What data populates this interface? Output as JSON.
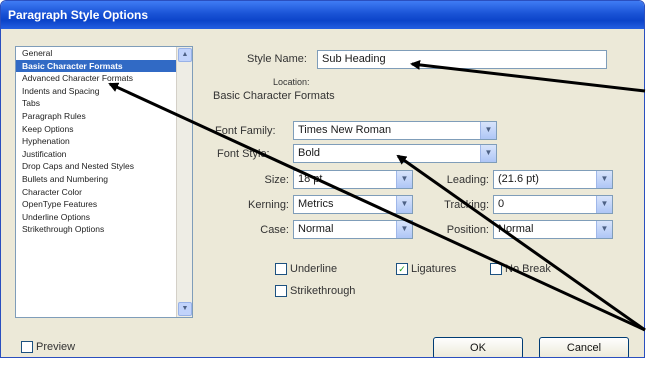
{
  "window": {
    "title": "Paragraph Style Options"
  },
  "sidebar": {
    "items": [
      {
        "label": "General"
      },
      {
        "label": "Basic Character Formats",
        "selected": true
      },
      {
        "label": "Advanced Character Formats"
      },
      {
        "label": "Indents and Spacing"
      },
      {
        "label": "Tabs"
      },
      {
        "label": "Paragraph Rules"
      },
      {
        "label": "Keep Options"
      },
      {
        "label": "Hyphenation"
      },
      {
        "label": "Justification"
      },
      {
        "label": "Drop Caps and Nested Styles"
      },
      {
        "label": "Bullets and Numbering"
      },
      {
        "label": "Character Color"
      },
      {
        "label": "OpenType Features"
      },
      {
        "label": "Underline Options"
      },
      {
        "label": "Strikethrough Options"
      }
    ]
  },
  "form": {
    "style_name_label": "Style Name:",
    "style_name_value": "Sub Heading",
    "location_label": "Location:",
    "section_title": "Basic Character Formats",
    "font_family_label": "Font Family:",
    "font_family_value": "Times New Roman",
    "font_style_label": "Font Style:",
    "font_style_value": "Bold",
    "size_label": "Size:",
    "size_value": "18 pt",
    "leading_label": "Leading:",
    "leading_value": "(21.6 pt)",
    "kerning_label": "Kerning:",
    "kerning_value": "Metrics",
    "tracking_label": "Tracking:",
    "tracking_value": "0",
    "case_label": "Case:",
    "case_value": "Normal",
    "position_label": "Position:",
    "position_value": "Normal"
  },
  "checkboxes": {
    "underline": {
      "label": "Underline",
      "checked": false
    },
    "ligatures": {
      "label": "Ligatures",
      "checked": true
    },
    "no_break": {
      "label": "No Break",
      "checked": false
    },
    "strikethrough": {
      "label": "Strikethrough",
      "checked": false
    }
  },
  "footer": {
    "preview_label": "Preview",
    "preview_checked": false,
    "ok_label": "OK",
    "cancel_label": "Cancel"
  },
  "colors": {
    "titlebar": "#0c44c9",
    "selection": "#316ac5",
    "dialog_bg": "#ece9d8",
    "annotation_arrow": "#000000"
  }
}
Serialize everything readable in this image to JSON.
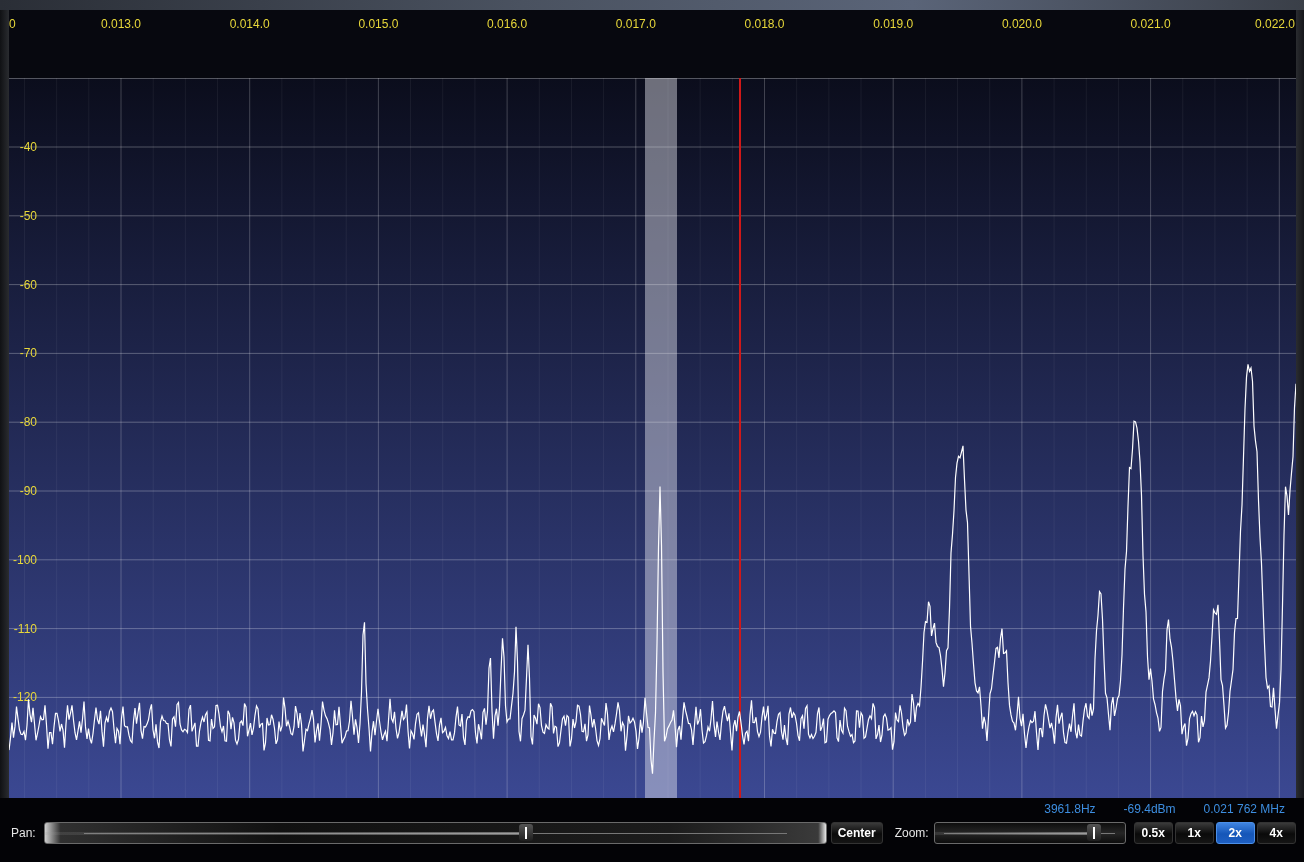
{
  "frequency_axis": {
    "ticks": [
      "0",
      "0.013.0",
      "0.014.0",
      "0.015.0",
      "0.016.0",
      "0.017.0",
      "0.018.0",
      "0.019.0",
      "0.020.0",
      "0.021.0",
      "0.022.0"
    ]
  },
  "level_axis": {
    "ticks": [
      "-40",
      "-50",
      "-60",
      "-70",
      "-80",
      "-90",
      "-100",
      "-110",
      "-120"
    ]
  },
  "readouts": [
    "3961.8Hz",
    "-69.4dBm",
    "0.021 762 MHz"
  ],
  "pan": {
    "label": "Pan:",
    "level": 0.616
  },
  "center_button": "Center",
  "zoom": {
    "label": "Zoom:",
    "level": 0.84,
    "presets": [
      {
        "label": "0.5x",
        "selected": false
      },
      {
        "label": "1x",
        "selected": false
      },
      {
        "label": "2x",
        "selected": true
      },
      {
        "label": "4x",
        "selected": false
      }
    ]
  }
}
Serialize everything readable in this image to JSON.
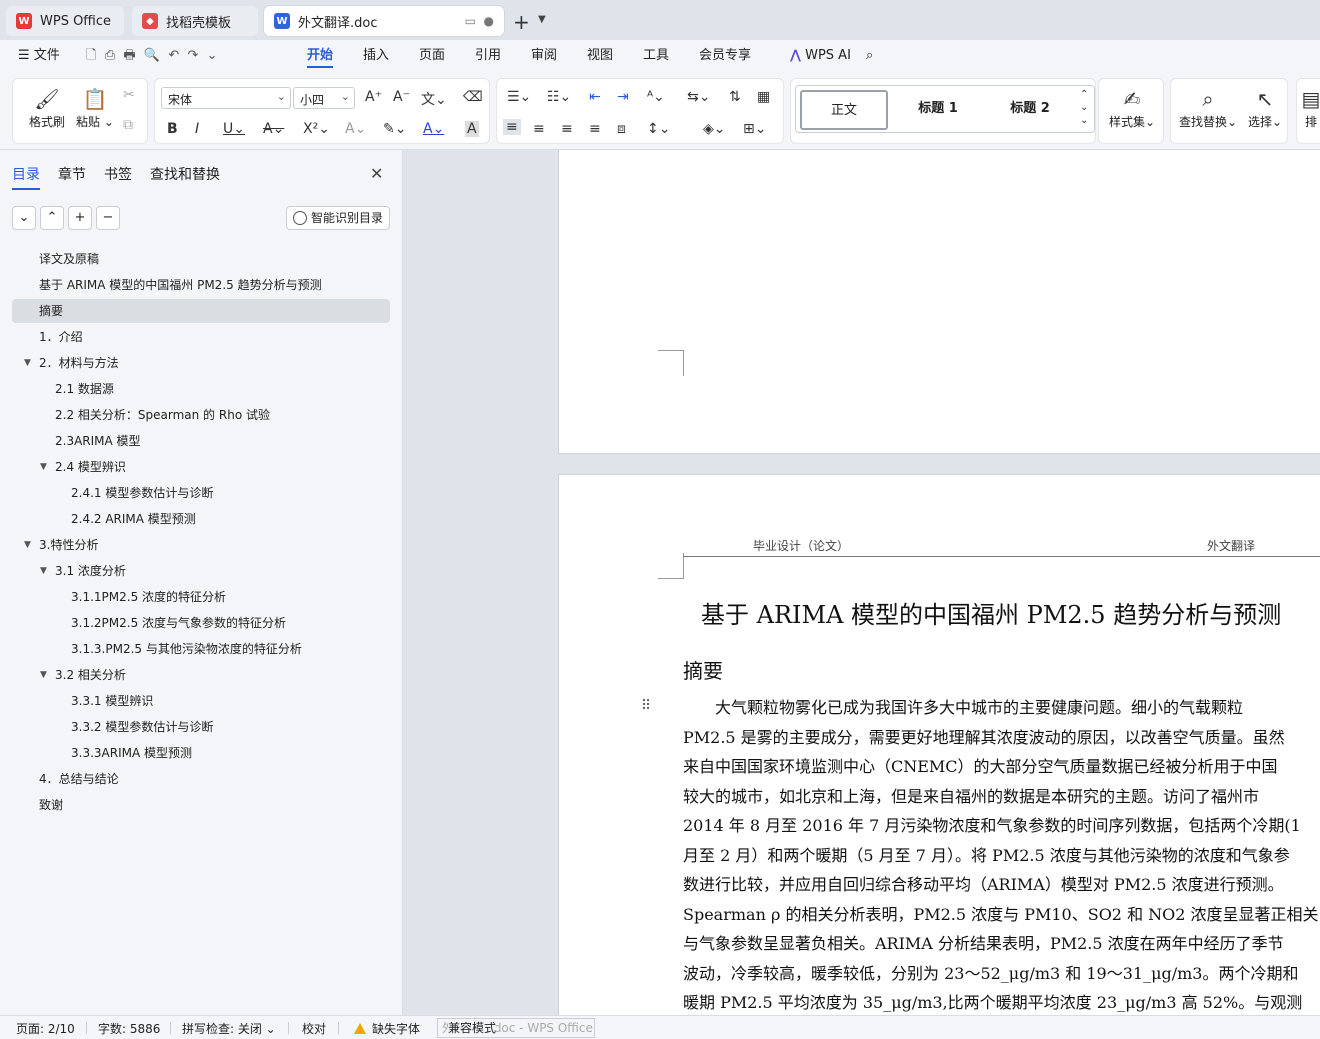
{
  "tabs": [
    {
      "label": "WPS Office",
      "icon": "wps-logo-icon"
    },
    {
      "label": "找稻壳模板",
      "icon": "docer-icon"
    },
    {
      "label": "外文翻译.doc",
      "icon": "writer-doc-icon"
    }
  ],
  "menu": {
    "file": "文件",
    "items": [
      "开始",
      "插入",
      "页面",
      "引用",
      "审阅",
      "视图",
      "工具",
      "会员专享"
    ],
    "active": "开始",
    "ai": "WPS AI"
  },
  "ribbon": {
    "format_painter": "格式刷",
    "paste": "粘贴",
    "font_name": "宋体",
    "font_size": "小四",
    "styles": [
      "正文",
      "标题 1",
      "标题 2"
    ],
    "style_set": "样式集",
    "find_replace": "查找替换",
    "select": "选择",
    "arrange": "排"
  },
  "nav": {
    "tabs": [
      "目录",
      "章节",
      "书签",
      "查找和替换"
    ],
    "active_tab": "目录",
    "smart_button": "智能识别目录",
    "toc": [
      {
        "text": "译文及原稿",
        "level": 1,
        "expanded": null
      },
      {
        "text": "基于 ARIMA 模型的中国福州 PM2.5 趋势分析与预测",
        "level": 1,
        "expanded": null
      },
      {
        "text": "摘要",
        "level": 1,
        "expanded": null,
        "selected": true
      },
      {
        "text": "1．介绍",
        "level": 1,
        "expanded": null
      },
      {
        "text": "2．材料与方法",
        "level": 1,
        "expanded": true
      },
      {
        "text": "2.1 数据源",
        "level": 2,
        "expanded": null
      },
      {
        "text": "2.2 相关分析：Spearman 的 Rho 试验",
        "level": 2,
        "expanded": null
      },
      {
        "text": "2.3ARIMA 模型",
        "level": 2,
        "expanded": null
      },
      {
        "text": "2.4 模型辨识",
        "level": 2,
        "expanded": true
      },
      {
        "text": "2.4.1 模型参数估计与诊断",
        "level": 3,
        "expanded": null
      },
      {
        "text": "2.4.2 ARIMA 模型预测",
        "level": 3,
        "expanded": null
      },
      {
        "text": "3.特性分析",
        "level": 1,
        "expanded": true
      },
      {
        "text": "3.1 浓度分析",
        "level": 2,
        "expanded": true
      },
      {
        "text": "3.1.1PM2.5 浓度的特征分析",
        "level": 3,
        "expanded": null
      },
      {
        "text": "3.1.2PM2.5 浓度与气象参数的特征分析",
        "level": 3,
        "expanded": null
      },
      {
        "text": "3.1.3.PM2.5 与其他污染物浓度的特征分析",
        "level": 3,
        "expanded": null
      },
      {
        "text": "3.2 相关分析",
        "level": 2,
        "expanded": true
      },
      {
        "text": "3.3.1 模型辨识",
        "level": 3,
        "expanded": null
      },
      {
        "text": "3.3.2 模型参数估计与诊断",
        "level": 3,
        "expanded": null
      },
      {
        "text": "3.3.3ARIMA 模型预测",
        "level": 3,
        "expanded": null
      },
      {
        "text": "4．总结与结论",
        "level": 1,
        "expanded": null
      },
      {
        "text": "致谢",
        "level": 1,
        "expanded": null
      }
    ]
  },
  "document": {
    "header_left": "毕业设计（论文）",
    "header_right": "外文翻译",
    "title": "基于 ARIMA 模型的中国福州 PM2.5 趋势分析与预测",
    "heading": "摘要",
    "lines": [
      "　　大气颗粒物雾化已成为我国许多大中城市的主要健康问题。细小的气载颗粒",
      "PM2.5 是雾的主要成分，需要更好地理解其浓度波动的原因，以改善空气质量。虽然",
      "来自中国国家环境监测中心（CNEMC）的大部分空气质量数据已经被分析用于中国",
      "较大的城市，如北京和上海，但是来自福州的数据是本研究的主题。访问了福州市",
      "2014 年 8 月至 2016 年 7 月污染物浓度和气象参数的时间序列数据，包括两个冷期(1",
      "月至 2 月）和两个暖期（5 月至 7 月）。将 PM2.5 浓度与其他污染物的浓度和气象参",
      "数进行比较，并应用自回归综合移动平均（ARIMA）模型对 PM2.5 浓度进行预测。",
      "Spearman ρ 的相关分析表明，PM2.5 浓度与 PM10、SO2 和 NO2 浓度呈显著正相关",
      "与气象参数呈显著负相关。ARIMA 分析结果表明，PM2.5 浓度在两年中经历了季节",
      "波动，冷季较高，暖季较低，分别为 23～52_μg/m3 和 19～31_μg/m3。两个冷期和",
      "暖期 PM2.5 平均浓度为 35_μg/m3,比两个暖期平均浓度 23_μg/m3 高 52%。与观测"
    ]
  },
  "status": {
    "page": "页面: 2/10",
    "words": "字数: 5886",
    "spell": "拼写检查: 关闭",
    "proof": "校对",
    "missing_font": "缺失字体",
    "compat": "兼容模式",
    "ghost_title": "外文翻译.doc - WPS Office"
  },
  "colors": {
    "accent": "#2a5cd8",
    "wps_red": "#e43a3a",
    "docer_red": "#e04b4b",
    "writer_blue": "#2f63e0"
  }
}
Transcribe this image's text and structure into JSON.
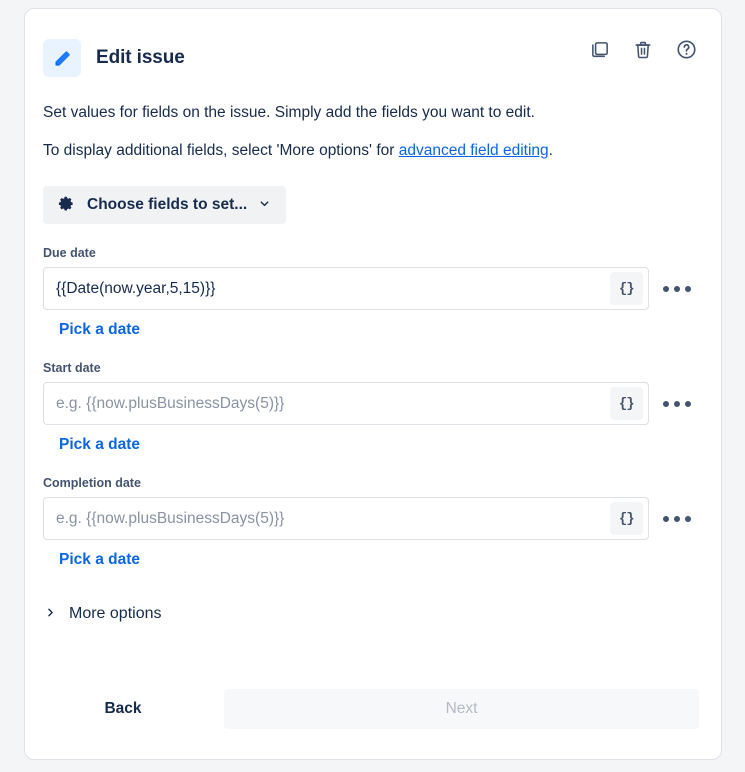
{
  "theme": {
    "page_bg": "#f4f5f7",
    "card_bg": "#ffffff",
    "card_border": "#dfe1e6",
    "text": "#172b4d",
    "label": "#44546f",
    "link": "#0c66e4",
    "accent_icon_bg": "#e9f2ff",
    "accent_icon": "#1d7afc",
    "placeholder": "#8993a4",
    "disabled_btn_bg": "#f7f8f9",
    "disabled_btn_text": "#b3bac5"
  },
  "header": {
    "title": "Edit issue",
    "rule_icon": "pencil-icon",
    "actions": [
      {
        "name": "duplicate-component-button",
        "icon": "copy-icon",
        "tooltip": "Duplicate"
      },
      {
        "name": "delete-component-button",
        "icon": "trash-icon",
        "tooltip": "Delete"
      },
      {
        "name": "help-button",
        "icon": "question-circle-icon",
        "tooltip": "Help"
      }
    ]
  },
  "description": {
    "line1": "Set values for fields on the issue. Simply add the fields you want to edit.",
    "line2_prefix": "To display additional fields, select 'More options' for ",
    "line2_link": "advanced field editing",
    "line2_suffix": "."
  },
  "choose_fields": {
    "label": "Choose fields to set...",
    "gear_icon": "gear-icon",
    "chevron_icon": "chevron-down-icon"
  },
  "fields": [
    {
      "label": "Due date",
      "value": "{{Date(now.year,5,15)}}",
      "placeholder": "e.g. {{now.plusBusinessDays(5)}}",
      "has_value": true,
      "smart_value_label": "{}",
      "pick_date_label": "Pick a date"
    },
    {
      "label": "Start date",
      "value": "",
      "placeholder": "e.g. {{now.plusBusinessDays(5)}}",
      "has_value": false,
      "smart_value_label": "{}",
      "pick_date_label": "Pick a date"
    },
    {
      "label": "Completion date",
      "value": "",
      "placeholder": "e.g. {{now.plusBusinessDays(5)}}",
      "has_value": false,
      "smart_value_label": "{}",
      "pick_date_label": "Pick a date"
    }
  ],
  "more_options": {
    "label": "More options",
    "expanded": false,
    "chevron_icon": "chevron-right-icon"
  },
  "footer": {
    "back_label": "Back",
    "next_label": "Next",
    "next_disabled": true
  }
}
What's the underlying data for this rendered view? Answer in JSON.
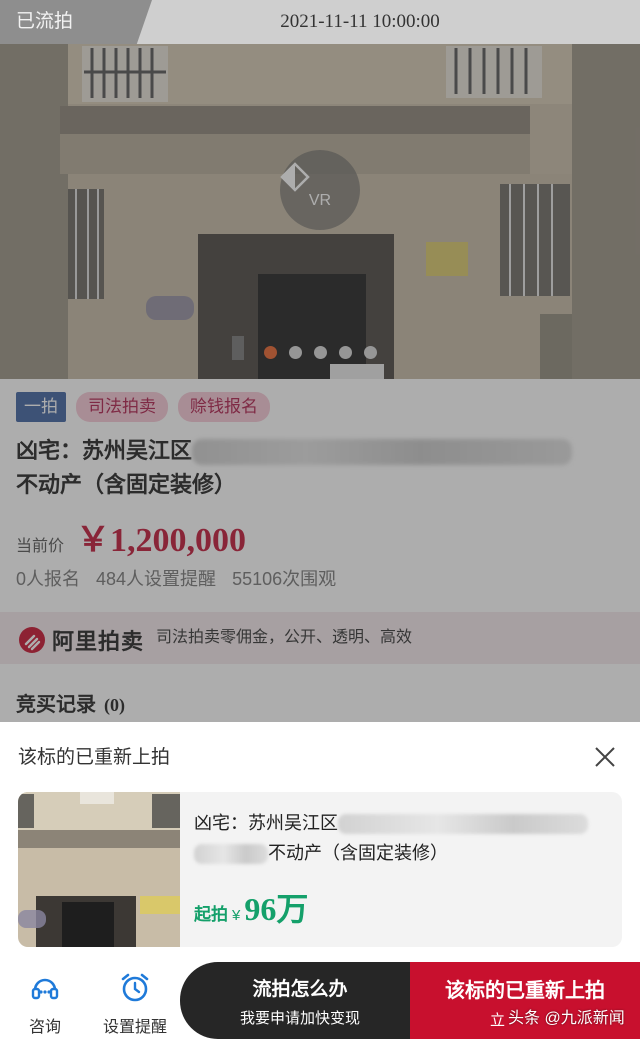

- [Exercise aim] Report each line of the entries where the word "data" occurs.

- [Reply]
What data populates this interface? Output as JSON.
What's the underlying data for this rendered view? Answer in JSON.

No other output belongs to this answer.